- [Exercise directions]: Your answer should be every line with the word "icon", copied from the data below.

- [Stored entries]:
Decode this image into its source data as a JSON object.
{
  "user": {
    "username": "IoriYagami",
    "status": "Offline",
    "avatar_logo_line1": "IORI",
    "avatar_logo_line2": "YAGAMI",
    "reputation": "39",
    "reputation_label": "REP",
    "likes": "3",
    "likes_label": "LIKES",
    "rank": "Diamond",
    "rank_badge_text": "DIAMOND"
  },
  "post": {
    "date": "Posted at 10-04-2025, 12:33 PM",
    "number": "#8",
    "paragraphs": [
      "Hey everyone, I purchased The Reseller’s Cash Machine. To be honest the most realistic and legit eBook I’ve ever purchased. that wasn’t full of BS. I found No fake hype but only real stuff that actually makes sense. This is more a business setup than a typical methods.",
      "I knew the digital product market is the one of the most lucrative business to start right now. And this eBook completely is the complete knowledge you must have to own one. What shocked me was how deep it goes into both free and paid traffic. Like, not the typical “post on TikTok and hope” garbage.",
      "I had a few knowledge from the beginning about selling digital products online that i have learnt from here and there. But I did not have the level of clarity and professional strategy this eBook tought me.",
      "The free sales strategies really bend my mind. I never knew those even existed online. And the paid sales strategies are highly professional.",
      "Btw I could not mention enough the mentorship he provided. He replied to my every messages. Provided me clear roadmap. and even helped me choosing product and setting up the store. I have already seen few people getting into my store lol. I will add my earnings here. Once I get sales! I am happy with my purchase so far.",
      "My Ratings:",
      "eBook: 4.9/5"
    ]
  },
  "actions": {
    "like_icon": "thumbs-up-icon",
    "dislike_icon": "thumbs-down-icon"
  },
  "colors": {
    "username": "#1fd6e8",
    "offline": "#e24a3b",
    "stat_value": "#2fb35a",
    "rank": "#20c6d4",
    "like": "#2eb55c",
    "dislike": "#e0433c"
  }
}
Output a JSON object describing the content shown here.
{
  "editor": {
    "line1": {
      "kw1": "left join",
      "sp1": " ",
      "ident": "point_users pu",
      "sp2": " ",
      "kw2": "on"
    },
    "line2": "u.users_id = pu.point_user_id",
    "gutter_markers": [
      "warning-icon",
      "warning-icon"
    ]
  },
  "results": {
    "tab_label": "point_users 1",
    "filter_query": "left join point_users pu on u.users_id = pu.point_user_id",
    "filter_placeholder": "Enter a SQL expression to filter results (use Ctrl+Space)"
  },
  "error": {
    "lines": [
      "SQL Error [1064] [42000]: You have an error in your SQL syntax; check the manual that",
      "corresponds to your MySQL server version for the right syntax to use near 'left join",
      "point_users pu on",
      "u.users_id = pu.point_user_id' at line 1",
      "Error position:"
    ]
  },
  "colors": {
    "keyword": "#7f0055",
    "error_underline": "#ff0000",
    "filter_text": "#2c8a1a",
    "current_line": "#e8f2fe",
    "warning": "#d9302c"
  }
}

- [Task result]:
    "like_icon": "thumbs-up-icon",
    "dislike_icon": "thumbs-down-icon"
      "warning-icon",
      "warning-icon"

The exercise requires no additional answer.